The Hungarians also went to the polls last weekend, at local level. And for the first time in a decade, Prime Minister Viktor Orban’s ruling Fidesz Party saw defeat in many key races. Like his Polish counterpart, Orban is a proponent of illiberal democracy, the intention of which is to streamline the country’s discourse and to shield it from everything that is supposedly foreign.
Rejecting the foreign unknown
The struggle for European unity will continue to be fought in Central Europe, in Poland and Hungary. Those who visit Warsaw find a cosmopolitan metropolis, one in which people don’t give off the impression that they have anything against foreigners. Outside the major cities, however, things look different.
And that difference has something in common with the Brexit vote and Donald Trump’s election win in 2016, according to Stanford professor Francis Fukuyama. It’s not the age, gender, religion or economic situation of the respective voters. As he writes in his latest book, Identity, the common factor is population density.
Where fewer people live in one area, there is a tendency to reject anything foreign and unknown — and they tend to vote accordingly. This was, for example, the case with the nationwide vote against minarets in Switzerland, and it can also be seen in the support for the xenophobic Alternative for Germany party in the less populated regions of eastern Germany, where few foreigners live.
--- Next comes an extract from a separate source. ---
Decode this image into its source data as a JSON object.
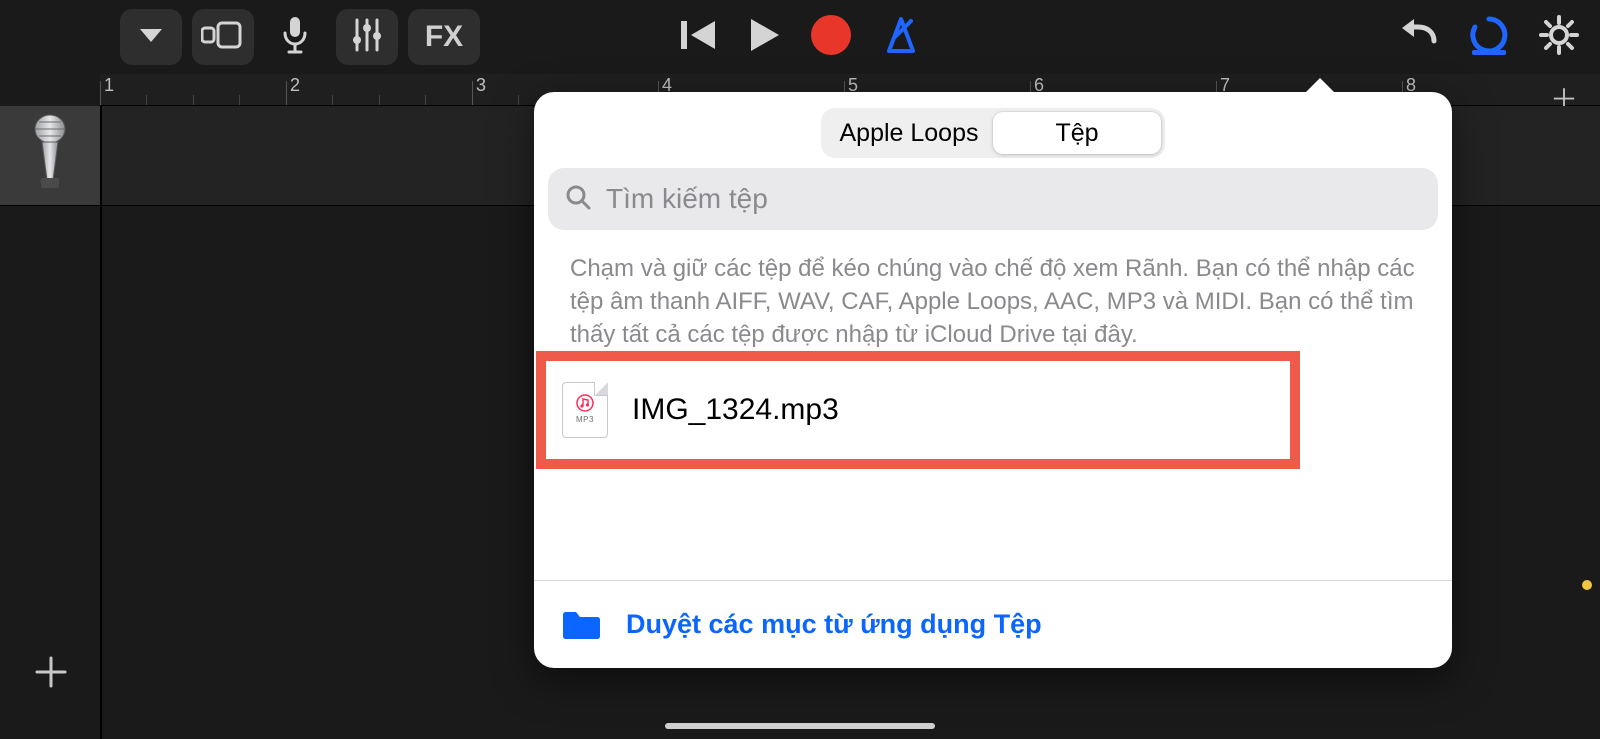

But in the end, such scapegoat policies won’t solve any political problems. Instead, they only raise the question of where these countries are headed once the backers of illiberal democracy have been voted out of office. Hungary has taken a first step in this direction; in Poland, meanwhile, the illiberal trend has been strengthened.
Alexander Görlach is a senior fellow with the Carnegie Council for Ethics in International Affairs and a senior research associate at the Cambridge Institute on Religion & International Studies. He has also held a number of scholarly and advisory positions at Harvard University. He holds doctorate degrees in comparative religion and linguistics and is a guest columnist for several publications, including The New York Times, Swiss daily Neue Zürcher Zeitung and business magazine Wirtschaftswoche.